Provided data:
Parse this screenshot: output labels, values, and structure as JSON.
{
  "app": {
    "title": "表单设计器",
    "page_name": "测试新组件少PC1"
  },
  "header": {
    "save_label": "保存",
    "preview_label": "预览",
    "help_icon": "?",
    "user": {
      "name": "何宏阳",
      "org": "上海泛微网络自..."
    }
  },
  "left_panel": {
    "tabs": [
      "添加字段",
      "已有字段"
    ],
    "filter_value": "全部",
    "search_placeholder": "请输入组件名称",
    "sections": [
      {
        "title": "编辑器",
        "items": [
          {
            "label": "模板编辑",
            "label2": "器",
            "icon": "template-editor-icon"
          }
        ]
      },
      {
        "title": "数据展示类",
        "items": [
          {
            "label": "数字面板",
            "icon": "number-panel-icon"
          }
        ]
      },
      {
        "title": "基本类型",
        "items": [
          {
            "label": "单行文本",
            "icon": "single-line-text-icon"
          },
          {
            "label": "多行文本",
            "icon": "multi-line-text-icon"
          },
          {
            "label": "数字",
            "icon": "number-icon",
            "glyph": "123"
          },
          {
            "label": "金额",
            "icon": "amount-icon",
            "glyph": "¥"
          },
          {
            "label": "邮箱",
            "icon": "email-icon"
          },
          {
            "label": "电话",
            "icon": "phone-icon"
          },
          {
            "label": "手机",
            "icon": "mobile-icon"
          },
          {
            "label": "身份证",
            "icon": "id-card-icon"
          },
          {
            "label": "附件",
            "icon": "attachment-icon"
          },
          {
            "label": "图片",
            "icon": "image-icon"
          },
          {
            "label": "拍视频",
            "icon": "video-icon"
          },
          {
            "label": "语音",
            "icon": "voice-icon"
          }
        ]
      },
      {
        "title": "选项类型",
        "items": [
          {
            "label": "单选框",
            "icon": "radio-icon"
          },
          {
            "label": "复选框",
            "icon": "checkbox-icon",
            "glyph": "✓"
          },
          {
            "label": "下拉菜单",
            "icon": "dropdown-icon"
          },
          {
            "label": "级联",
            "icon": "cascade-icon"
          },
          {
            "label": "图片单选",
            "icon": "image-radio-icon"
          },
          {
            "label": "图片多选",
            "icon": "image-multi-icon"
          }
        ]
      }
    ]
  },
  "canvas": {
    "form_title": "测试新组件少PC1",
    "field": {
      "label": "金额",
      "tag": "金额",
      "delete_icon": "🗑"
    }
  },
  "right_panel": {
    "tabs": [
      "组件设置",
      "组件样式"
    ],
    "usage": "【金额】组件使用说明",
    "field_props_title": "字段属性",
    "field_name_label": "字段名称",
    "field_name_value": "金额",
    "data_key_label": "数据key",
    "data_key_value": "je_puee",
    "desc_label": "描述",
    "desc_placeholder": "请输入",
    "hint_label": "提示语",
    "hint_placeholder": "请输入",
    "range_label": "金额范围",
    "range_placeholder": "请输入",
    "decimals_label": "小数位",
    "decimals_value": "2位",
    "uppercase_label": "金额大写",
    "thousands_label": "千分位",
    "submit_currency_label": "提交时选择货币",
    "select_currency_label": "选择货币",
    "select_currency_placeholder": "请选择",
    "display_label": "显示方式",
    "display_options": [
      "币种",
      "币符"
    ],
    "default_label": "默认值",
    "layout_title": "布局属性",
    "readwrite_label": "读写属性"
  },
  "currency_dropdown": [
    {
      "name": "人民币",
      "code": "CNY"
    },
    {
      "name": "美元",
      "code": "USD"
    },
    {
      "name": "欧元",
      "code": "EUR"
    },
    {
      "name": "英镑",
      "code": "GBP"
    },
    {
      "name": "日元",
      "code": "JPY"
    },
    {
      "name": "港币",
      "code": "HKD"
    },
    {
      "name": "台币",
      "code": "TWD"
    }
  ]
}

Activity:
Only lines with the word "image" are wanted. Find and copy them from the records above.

Your solution:
            "icon": "image-icon"
            "icon": "image-radio-icon"
            "icon": "image-multi-icon"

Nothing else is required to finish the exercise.